The 90-day heart worm treatment plan
- Antibiotic treatment for 30 days. My vet said that heart worms often have bacteria associated with them. The heart worm treatment will kill both the worms and the bacteria, increasing stress on the dog’s body. This 30 days of antibiotics will kill of the bacteria first, reducing the risk of shocking the dog’s system further.
- First treatment scheduled for December 9th. This is when he will get the first shot. My vet says splitting up the treatments like this should reduce the stress on his body as well as increase the probability of killing off all of the worms. My dog will have to stay calm and not exercise for 30 days. During this period, my dog will be on prednisone and an antibiotic.
- Second treatment scheduled for January 7th. This is when he will get one shot on the 7th and then come back on the 8th for the final shot. 30 days later, he will come in for blood tests to make sure the heart worms are completely gone. During this 30 day period, he will have to continue to be calm and not exercise or overexert himself.
Keeping my dog calm during heart worm treatment
Since the treatment for heart worms can be pretty harsh on the body, dogs must be kept calm and their heart rates should not be raised, if possible. This means no exercise, limited outdoor time, and some confinement. At first, I imagined that I would have to keep him in a crate the whole time, only being let out to use the restroom and eat. This is probably unrealistic for this long of a time period. I will do the best that I can to keep him calm and make sure he doesn’t exert himself.

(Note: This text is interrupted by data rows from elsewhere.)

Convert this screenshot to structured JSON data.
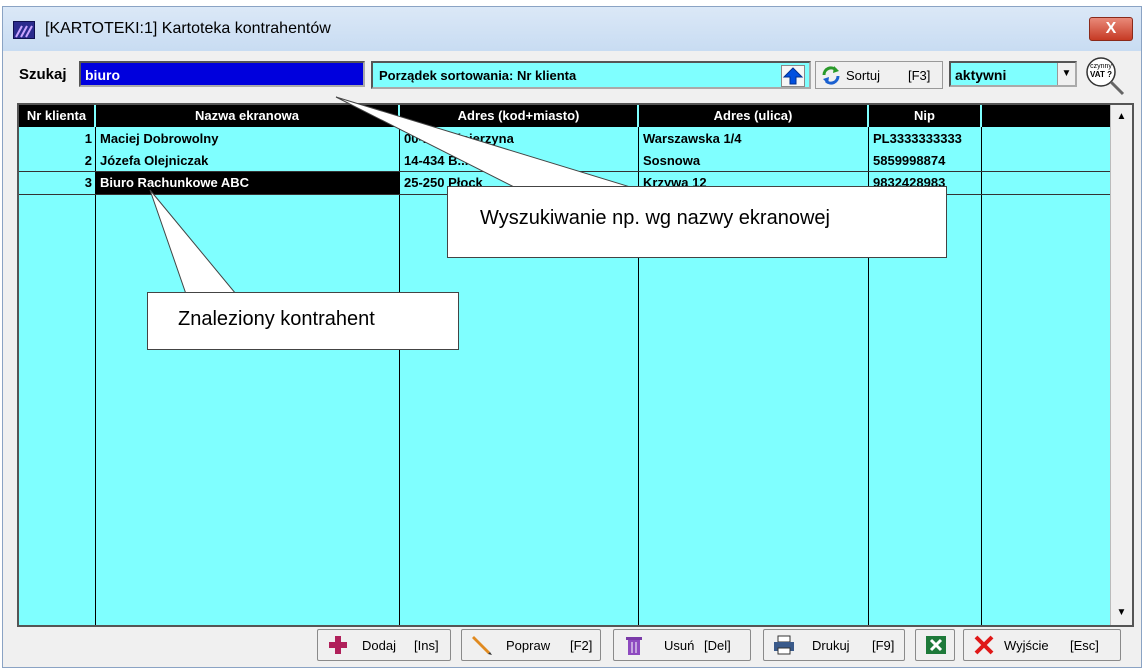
{
  "window": {
    "title": "[KARTOTEKI:1]  Kartoteka kontrahentów",
    "close_label": "X"
  },
  "toolbar": {
    "search_label": "Szukaj",
    "search_value": "biuro",
    "sort_label": "Porządek sortowania: Nr klienta",
    "sort_button_label": "Sortuj",
    "sort_button_key": "[F3]",
    "filter_value": "aktywni",
    "vat_line1": "czynny",
    "vat_line2": "VAT ?"
  },
  "table": {
    "columns": [
      "Nr klienta",
      "Nazwa ekranowa",
      "Adres (kod+miasto)",
      "Adres (ulica)",
      "Nip"
    ],
    "rows": [
      {
        "nr": "1",
        "name": "Maciej Dobrowolny",
        "city": "00-... Kościerzyna",
        "street": "Warszawska 1/4",
        "nip": "PL3333333333"
      },
      {
        "nr": "2",
        "name": "Józefa Olejniczak",
        "city": "14-434 B...",
        "street": "Sosnowa",
        "nip": "5859998874"
      },
      {
        "nr": "3",
        "name": "Biuro Rachunkowe ABC",
        "city": "25-250 Płock",
        "street": "Krzywa 12",
        "nip": "9832428983"
      }
    ],
    "selected_row": 3
  },
  "callouts": {
    "search_hint": "Wyszukiwanie np. wg nazwy ekranowej",
    "found_hint": "Znaleziony kontrahent"
  },
  "buttons": {
    "add": {
      "label": "Dodaj",
      "key": "[Ins]"
    },
    "edit": {
      "label": "Popraw",
      "key": "[F2]"
    },
    "delete": {
      "label": "Usuń",
      "key": "[Del]"
    },
    "print": {
      "label": "Drukuj",
      "key": "[F9]"
    },
    "exit": {
      "label": "Wyjście",
      "key": "[Esc]"
    }
  },
  "colors": {
    "grid_bg": "#7fffff",
    "search_bg": "#0000dd",
    "header_bg": "#000000"
  }
}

What about sedatives?
I asked my vet about adding sedatives to his diet in order to keep him calm. This is too long of a period to be on a sedative, so I will need to just do my best to keep him calm. If there are times when he is showing extreme signs of stress or I am unable to keep him calm due to a major stressor, we may get a sedative for short term use. I doubt this will be an issue. He is pretty calm in nature anyway.

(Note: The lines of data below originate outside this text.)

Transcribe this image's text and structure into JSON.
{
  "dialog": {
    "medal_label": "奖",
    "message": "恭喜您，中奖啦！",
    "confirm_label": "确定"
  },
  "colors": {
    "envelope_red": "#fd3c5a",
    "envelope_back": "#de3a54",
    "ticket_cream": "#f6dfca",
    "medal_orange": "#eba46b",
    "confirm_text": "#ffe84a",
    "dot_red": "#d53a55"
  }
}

Keep the dog cool
Heat can raise a dog’s heart rate as he will have to pant more to keep cool. Luckily, we’re doing the treatment in late fall and winter, so this should not be a problem. Those of you treating in summer months should keep the dog in an air conditioned environment and limit time outdoors.
Well, if all goes well, my new dog will feel better in 3 short months. I’m off to go pick up the antibiotic and get him started today.

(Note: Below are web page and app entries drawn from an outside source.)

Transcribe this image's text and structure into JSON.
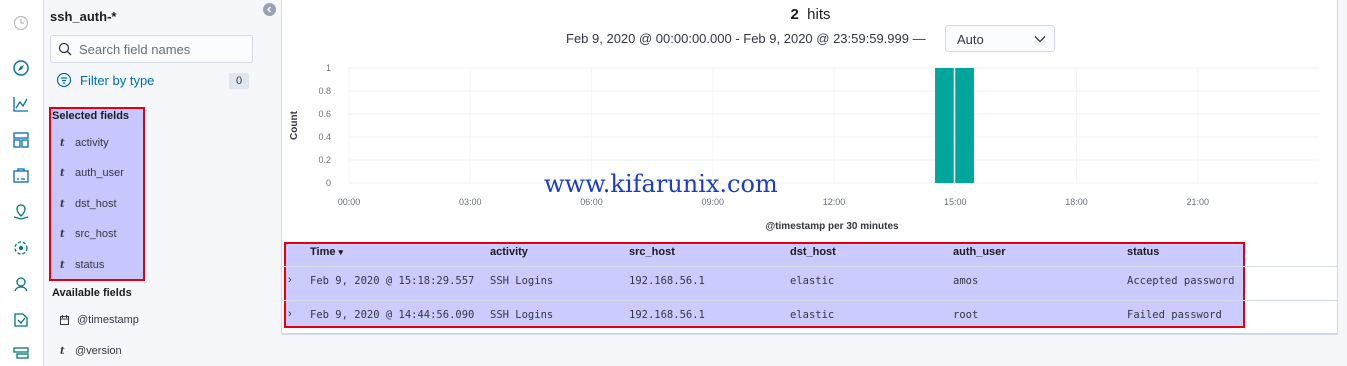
{
  "nav": {
    "icons": [
      "clock-icon",
      "compass-icon",
      "visualize-icon",
      "dashboard-icon",
      "canvas-icon",
      "maps-icon",
      "ml-icon",
      "uptime-icon",
      "siem-icon",
      "stack-icon"
    ]
  },
  "sidebar": {
    "index_pattern": "ssh_auth-*",
    "search_placeholder": "Search field names",
    "filter_label": "Filter by type",
    "filter_count": "0",
    "selected_title": "Selected fields",
    "selected_fields": [
      {
        "type": "t",
        "name": "activity"
      },
      {
        "type": "t",
        "name": "auth_user"
      },
      {
        "type": "t",
        "name": "dst_host"
      },
      {
        "type": "t",
        "name": "src_host"
      },
      {
        "type": "t",
        "name": "status"
      }
    ],
    "available_title": "Available fields",
    "available_fields": [
      {
        "type": "date",
        "name": "@timestamp"
      },
      {
        "type": "t",
        "name": "@version"
      }
    ]
  },
  "header": {
    "hits_count": "2",
    "hits_label": "hits",
    "time_range": "Feb 9, 2020 @ 00:00:00.000 - Feb 9, 2020 @ 23:59:59.999 —",
    "interval": "Auto"
  },
  "watermark": "www.kifarunix.com",
  "chart_data": {
    "type": "bar",
    "title": "",
    "xlabel": "@timestamp per 30 minutes",
    "ylabel": "Count",
    "ylim": [
      0,
      1
    ],
    "yticks": [
      "0",
      "0.2",
      "0.4",
      "0.6",
      "0.8",
      "1"
    ],
    "xticks": [
      "00:00",
      "03:00",
      "06:00",
      "09:00",
      "12:00",
      "15:00",
      "18:00",
      "21:00"
    ],
    "x_domain_hours": [
      0,
      24
    ],
    "bar_width_hours": 0.5,
    "bar_color": "#00a69b",
    "bars": [
      {
        "start_hour": 14.5,
        "value": 1
      },
      {
        "start_hour": 15.0,
        "value": 1
      }
    ],
    "grid": true,
    "legend": "none"
  },
  "table": {
    "sort_indicator": "▾",
    "columns": [
      "Time",
      "activity",
      "src_host",
      "dst_host",
      "auth_user",
      "status"
    ],
    "rows": [
      [
        "Feb 9, 2020 @ 15:18:29.557",
        "SSH Logins",
        "192.168.56.1",
        "elastic",
        "amos",
        "Accepted password"
      ],
      [
        "Feb 9, 2020 @ 14:44:56.090",
        "SSH Logins",
        "192.168.56.1",
        "elastic",
        "root",
        "Failed password"
      ]
    ]
  }
}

Wish us luck!
P.S. – in case you’re wondering, I haven’t named him yet. He came from the shelter with a name -but it was too hard to spell, so I’m waiting until something comes to me that seems to fit his personality.